I don’t know about other black folks, but let me go on record and say that I support Barack Obama’s re-election simply because he’s black. Yes, I went there. Uh-huh, I did; but, I’m not exactly like George Will who suggested that the only reason Obama is beating Mitt Romney in the polls is because he’s black. According to Will, “the nation, which is generally reluctant to declare a president a failure — thereby admitting that it made a mistake in choosing him — seems especially reluctant not to give up on the first African American president. If so, the 2012 election speaks well of the nation’s heart, if not its head.” This ladies and gentlemen, is what White Supremacy sounds like; this is treating Obama like “the help.” He’s the president of the United States; he’s not your field hand.
Unlike Will, however, I acknowledge Obama’s accomplishments as president; I do not see Obama as the poster boy for incompetence. In fact, given the clear choice between him and Romney, it is quite obvious to me, that Obama has the better plan to move the country forward. But like one of my friends said recently,”It’s hard to be disappointed in Obama if you supported him in 2008… That is, unless you thought he was running to become Jesus or some other religious deity.” With that said, check out Prof. James H. Bracey in the following video — hopefully you get it.
Who is he you ask?

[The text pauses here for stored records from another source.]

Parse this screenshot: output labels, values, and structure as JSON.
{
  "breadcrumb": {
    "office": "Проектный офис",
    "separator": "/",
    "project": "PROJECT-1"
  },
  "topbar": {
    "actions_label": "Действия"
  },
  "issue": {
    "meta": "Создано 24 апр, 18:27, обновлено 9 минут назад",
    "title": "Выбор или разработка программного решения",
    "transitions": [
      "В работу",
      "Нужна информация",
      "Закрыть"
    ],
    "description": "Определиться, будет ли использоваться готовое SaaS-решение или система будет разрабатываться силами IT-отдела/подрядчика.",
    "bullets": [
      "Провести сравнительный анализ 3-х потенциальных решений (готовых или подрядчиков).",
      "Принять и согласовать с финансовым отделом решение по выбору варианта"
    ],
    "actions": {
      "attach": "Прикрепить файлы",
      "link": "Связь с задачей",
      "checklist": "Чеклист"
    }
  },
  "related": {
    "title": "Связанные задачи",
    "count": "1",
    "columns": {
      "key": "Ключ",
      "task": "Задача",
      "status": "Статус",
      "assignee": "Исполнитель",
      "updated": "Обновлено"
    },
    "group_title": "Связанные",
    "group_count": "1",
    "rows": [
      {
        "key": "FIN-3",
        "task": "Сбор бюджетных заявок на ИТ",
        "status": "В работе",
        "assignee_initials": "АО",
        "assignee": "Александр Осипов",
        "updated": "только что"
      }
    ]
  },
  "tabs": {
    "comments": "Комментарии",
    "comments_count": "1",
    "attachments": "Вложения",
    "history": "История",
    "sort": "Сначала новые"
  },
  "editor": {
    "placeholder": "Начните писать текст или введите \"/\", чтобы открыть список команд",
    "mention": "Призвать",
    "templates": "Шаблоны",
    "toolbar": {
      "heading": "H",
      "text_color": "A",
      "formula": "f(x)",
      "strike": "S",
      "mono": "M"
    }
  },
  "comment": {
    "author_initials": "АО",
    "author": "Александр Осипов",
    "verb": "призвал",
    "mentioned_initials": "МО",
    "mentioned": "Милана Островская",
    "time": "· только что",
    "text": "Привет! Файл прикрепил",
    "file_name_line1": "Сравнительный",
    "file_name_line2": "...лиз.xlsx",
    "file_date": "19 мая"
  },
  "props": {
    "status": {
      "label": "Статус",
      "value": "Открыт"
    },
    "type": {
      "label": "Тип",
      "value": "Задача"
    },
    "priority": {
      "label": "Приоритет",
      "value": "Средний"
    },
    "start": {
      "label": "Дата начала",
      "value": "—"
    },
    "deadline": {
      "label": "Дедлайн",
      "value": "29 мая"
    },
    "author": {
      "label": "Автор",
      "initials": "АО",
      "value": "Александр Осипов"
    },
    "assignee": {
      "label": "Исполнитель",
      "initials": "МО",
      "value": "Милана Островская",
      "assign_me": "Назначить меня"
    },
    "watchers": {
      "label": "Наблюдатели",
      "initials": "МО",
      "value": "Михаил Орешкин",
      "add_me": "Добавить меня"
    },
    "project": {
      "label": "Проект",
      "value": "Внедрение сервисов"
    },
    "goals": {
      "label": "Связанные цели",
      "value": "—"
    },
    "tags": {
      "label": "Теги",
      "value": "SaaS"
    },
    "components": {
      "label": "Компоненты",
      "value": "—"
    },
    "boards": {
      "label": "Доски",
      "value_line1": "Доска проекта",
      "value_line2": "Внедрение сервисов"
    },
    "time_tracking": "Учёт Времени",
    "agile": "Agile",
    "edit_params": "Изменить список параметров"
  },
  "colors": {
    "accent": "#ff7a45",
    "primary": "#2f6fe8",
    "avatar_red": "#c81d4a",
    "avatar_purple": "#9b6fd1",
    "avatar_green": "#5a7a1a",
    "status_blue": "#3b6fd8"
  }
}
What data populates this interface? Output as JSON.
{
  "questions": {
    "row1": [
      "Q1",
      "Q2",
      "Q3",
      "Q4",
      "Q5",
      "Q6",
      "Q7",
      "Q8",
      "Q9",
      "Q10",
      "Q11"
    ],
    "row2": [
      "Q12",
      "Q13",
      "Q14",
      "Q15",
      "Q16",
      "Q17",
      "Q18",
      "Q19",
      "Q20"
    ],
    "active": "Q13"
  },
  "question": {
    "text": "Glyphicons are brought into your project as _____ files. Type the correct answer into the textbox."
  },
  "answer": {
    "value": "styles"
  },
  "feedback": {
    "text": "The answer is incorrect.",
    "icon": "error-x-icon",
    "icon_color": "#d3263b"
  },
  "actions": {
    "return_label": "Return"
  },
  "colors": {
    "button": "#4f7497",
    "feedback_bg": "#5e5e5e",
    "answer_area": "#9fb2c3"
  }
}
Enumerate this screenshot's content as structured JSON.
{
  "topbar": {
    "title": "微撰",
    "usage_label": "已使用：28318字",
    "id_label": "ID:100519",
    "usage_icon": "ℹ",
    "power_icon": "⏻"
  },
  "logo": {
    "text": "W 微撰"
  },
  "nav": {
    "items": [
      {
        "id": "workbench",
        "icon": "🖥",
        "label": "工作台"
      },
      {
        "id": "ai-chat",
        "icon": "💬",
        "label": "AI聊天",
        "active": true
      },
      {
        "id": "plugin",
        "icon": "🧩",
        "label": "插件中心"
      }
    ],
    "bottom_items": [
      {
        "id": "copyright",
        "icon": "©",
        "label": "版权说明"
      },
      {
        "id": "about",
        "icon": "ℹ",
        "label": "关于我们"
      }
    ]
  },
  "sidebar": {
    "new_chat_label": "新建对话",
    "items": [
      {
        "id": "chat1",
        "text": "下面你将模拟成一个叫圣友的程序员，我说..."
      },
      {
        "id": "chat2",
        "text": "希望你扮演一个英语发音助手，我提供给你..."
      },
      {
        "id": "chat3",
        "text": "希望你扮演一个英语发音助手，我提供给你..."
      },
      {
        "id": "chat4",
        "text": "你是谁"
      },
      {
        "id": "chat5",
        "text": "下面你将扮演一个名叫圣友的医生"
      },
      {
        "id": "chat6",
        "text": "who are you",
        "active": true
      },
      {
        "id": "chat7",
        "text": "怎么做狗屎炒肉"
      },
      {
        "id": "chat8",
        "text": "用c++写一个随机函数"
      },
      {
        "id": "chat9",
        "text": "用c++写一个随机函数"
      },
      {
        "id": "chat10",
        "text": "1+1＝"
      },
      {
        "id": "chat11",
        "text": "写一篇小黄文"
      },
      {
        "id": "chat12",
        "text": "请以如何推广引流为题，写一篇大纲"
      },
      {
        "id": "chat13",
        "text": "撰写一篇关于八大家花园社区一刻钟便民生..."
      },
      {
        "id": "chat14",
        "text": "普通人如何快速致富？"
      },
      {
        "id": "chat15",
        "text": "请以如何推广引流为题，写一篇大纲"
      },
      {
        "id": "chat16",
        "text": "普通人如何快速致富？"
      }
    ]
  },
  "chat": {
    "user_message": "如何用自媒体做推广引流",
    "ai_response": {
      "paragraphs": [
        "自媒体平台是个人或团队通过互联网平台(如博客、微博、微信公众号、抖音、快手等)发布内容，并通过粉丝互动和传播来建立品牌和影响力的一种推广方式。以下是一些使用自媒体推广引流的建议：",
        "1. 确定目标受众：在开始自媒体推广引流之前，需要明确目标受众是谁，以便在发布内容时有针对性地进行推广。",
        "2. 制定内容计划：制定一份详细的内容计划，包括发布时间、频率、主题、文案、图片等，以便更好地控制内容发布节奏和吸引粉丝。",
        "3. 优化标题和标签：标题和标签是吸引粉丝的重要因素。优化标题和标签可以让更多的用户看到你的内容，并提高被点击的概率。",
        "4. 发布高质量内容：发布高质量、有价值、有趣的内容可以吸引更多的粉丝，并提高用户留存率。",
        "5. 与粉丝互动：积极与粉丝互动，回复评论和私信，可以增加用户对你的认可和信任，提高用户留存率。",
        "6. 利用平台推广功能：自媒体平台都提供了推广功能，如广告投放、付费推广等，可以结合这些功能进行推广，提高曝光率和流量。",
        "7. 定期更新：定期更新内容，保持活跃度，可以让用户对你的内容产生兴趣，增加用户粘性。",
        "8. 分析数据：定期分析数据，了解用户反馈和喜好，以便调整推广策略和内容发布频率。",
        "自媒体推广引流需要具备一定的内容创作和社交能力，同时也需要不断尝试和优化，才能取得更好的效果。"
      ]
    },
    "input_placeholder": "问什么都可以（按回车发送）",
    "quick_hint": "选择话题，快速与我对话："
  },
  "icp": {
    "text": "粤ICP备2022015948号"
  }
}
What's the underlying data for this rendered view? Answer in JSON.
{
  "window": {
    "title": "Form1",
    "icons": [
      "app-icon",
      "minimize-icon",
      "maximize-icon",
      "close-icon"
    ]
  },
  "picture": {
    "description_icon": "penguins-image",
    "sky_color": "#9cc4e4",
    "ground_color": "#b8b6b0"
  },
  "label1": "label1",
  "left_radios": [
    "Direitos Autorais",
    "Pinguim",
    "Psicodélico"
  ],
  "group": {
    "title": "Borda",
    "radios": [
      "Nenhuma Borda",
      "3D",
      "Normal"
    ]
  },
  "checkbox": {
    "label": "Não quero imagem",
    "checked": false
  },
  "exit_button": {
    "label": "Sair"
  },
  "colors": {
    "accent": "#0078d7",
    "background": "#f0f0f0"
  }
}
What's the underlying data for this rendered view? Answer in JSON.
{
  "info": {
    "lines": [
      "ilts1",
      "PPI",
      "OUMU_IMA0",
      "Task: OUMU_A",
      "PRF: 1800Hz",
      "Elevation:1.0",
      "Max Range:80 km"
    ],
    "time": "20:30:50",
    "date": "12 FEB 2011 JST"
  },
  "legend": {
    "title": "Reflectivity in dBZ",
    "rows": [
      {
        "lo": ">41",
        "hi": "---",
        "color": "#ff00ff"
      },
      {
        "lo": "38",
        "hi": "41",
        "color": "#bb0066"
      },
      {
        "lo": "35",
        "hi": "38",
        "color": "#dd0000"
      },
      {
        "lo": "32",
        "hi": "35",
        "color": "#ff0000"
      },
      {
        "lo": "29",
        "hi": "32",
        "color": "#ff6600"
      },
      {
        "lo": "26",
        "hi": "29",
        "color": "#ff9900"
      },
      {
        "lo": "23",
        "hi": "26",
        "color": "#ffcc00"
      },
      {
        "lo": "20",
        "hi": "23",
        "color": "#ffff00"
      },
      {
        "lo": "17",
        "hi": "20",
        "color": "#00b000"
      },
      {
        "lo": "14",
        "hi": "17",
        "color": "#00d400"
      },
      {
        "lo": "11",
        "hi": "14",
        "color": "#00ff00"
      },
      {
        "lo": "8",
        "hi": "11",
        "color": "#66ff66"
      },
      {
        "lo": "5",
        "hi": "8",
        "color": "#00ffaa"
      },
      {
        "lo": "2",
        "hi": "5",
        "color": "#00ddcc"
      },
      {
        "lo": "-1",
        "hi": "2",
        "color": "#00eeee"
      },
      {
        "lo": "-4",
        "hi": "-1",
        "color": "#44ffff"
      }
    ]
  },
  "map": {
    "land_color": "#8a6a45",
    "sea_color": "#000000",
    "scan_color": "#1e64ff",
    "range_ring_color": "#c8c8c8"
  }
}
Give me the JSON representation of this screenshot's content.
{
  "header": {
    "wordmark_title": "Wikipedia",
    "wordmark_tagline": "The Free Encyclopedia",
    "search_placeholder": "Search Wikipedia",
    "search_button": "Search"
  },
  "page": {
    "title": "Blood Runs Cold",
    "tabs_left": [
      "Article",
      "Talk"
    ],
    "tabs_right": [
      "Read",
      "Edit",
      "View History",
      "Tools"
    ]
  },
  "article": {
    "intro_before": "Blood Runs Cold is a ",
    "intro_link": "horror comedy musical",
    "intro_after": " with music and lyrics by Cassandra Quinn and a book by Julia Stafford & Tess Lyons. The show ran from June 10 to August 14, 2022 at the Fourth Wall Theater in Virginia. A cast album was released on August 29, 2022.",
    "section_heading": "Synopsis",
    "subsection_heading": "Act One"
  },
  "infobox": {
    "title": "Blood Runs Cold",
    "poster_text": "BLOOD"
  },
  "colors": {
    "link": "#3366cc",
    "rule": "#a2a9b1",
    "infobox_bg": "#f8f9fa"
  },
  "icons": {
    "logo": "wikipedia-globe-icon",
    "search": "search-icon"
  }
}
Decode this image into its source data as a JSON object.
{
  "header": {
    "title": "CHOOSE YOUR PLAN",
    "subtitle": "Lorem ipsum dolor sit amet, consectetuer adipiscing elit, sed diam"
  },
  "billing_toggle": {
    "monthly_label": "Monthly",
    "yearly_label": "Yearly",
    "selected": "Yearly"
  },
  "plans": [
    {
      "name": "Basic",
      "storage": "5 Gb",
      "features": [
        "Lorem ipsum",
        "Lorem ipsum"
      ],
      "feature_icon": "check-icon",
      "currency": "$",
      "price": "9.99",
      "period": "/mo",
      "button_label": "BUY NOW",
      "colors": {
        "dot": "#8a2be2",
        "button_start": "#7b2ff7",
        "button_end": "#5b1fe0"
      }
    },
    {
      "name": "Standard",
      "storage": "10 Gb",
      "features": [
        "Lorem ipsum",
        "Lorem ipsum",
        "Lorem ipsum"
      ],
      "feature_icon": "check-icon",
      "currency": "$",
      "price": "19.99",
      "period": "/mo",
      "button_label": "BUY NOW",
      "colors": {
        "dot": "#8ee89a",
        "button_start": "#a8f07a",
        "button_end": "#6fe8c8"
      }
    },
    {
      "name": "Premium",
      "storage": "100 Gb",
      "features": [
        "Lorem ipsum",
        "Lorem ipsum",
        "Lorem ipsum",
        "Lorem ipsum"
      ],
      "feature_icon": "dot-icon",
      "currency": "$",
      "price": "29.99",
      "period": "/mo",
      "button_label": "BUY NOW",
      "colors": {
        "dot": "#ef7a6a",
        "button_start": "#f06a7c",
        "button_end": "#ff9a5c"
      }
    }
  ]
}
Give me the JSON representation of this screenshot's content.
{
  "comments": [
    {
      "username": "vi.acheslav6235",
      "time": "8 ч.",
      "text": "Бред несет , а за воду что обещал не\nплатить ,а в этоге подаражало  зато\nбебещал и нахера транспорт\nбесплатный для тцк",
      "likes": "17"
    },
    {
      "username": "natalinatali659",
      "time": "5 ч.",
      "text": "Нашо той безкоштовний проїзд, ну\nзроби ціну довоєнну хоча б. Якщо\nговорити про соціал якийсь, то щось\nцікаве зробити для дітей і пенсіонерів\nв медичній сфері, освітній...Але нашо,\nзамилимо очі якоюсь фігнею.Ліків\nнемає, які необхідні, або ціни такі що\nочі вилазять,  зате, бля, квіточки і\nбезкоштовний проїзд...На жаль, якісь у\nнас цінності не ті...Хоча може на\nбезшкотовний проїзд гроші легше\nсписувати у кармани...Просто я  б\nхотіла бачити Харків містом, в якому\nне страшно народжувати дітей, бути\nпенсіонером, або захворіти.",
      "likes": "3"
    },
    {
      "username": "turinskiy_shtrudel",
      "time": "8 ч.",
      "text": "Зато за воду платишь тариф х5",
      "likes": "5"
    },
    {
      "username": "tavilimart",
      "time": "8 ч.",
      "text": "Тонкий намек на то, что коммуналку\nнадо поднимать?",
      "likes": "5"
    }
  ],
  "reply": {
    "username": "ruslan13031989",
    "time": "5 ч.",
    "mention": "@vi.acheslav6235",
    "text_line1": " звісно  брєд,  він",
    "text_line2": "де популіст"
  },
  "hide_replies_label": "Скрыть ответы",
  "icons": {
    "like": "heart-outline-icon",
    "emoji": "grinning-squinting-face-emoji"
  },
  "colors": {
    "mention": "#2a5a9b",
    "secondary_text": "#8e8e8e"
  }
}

BIO: John H. Bracey, Jr. has taught in the W.E.B. Du Bois Department of Afro-American Studies at the University of Massachusetts Amherst since 1972. His major interests are in African American social history, radical ideologies and movements, and the history of African American Women; more recently his interests have focused on the interactions between Native Americans and African Americans and Afro-Latinos in the United States. He previously taught Afro-American history at Northern Illinois University and at the University of Rochester. During the 1960s, he was active in the Civil Rights, Black Liberation, and other radical Movements in Chicago. His publications include several co-edited volumes, including Black Nationalism in America (1970), African-American Women and the Vote: 1837-1965 (1997), Strangers and Neighbors: Relations Between Blacks and Jews in the United States (1999), and African American Mosaic: A Documentary History from the Slave Trade to the Present (2004). Professor Bracey has co-edited (with the late August Meier and Elliott Rudwick) a number of other volumes on various aspects of African American experience. Bracey’s scholarship also includes editorial work [with August Meier and Sharon Harley] on the microfilm series Black Studies Research Sources (University Publications of America), which includes the Papers of the NAACP, A. Philip Randolph, Mary McLeod Bethune, the National Association of Colored Women’s Clubs, and Horace Mann Bond.
Watch the video: